WHAT NEEDS TO BE DONE = Every line of the records that holds the word "name" should be copied out.

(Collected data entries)
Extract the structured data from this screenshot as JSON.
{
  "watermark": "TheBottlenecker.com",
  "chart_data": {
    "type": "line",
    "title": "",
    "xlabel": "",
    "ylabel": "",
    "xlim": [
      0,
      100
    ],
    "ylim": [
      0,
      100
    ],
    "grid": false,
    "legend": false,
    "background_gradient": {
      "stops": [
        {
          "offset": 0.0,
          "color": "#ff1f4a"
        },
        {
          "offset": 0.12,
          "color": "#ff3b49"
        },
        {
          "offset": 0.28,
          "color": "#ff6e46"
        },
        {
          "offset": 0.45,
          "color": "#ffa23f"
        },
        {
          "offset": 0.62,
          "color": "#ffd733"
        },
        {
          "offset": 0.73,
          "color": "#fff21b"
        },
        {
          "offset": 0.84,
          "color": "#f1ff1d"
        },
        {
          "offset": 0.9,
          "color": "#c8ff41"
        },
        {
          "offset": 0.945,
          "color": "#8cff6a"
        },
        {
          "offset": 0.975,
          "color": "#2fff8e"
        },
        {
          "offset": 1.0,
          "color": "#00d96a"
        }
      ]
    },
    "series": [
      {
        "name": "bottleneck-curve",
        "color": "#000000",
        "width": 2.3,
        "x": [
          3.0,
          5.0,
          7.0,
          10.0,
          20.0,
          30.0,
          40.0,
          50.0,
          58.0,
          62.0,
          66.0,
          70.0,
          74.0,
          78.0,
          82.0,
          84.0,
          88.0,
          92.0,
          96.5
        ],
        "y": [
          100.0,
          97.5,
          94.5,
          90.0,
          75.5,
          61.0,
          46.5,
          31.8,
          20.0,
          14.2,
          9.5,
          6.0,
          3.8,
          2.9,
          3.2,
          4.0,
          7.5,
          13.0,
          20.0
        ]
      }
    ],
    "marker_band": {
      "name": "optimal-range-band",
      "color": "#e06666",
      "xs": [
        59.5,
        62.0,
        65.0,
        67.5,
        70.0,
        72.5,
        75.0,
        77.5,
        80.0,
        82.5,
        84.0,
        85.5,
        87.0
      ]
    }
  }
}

ANSWER =
        "name": "bottleneck-curve",
      "name": "optimal-range-band",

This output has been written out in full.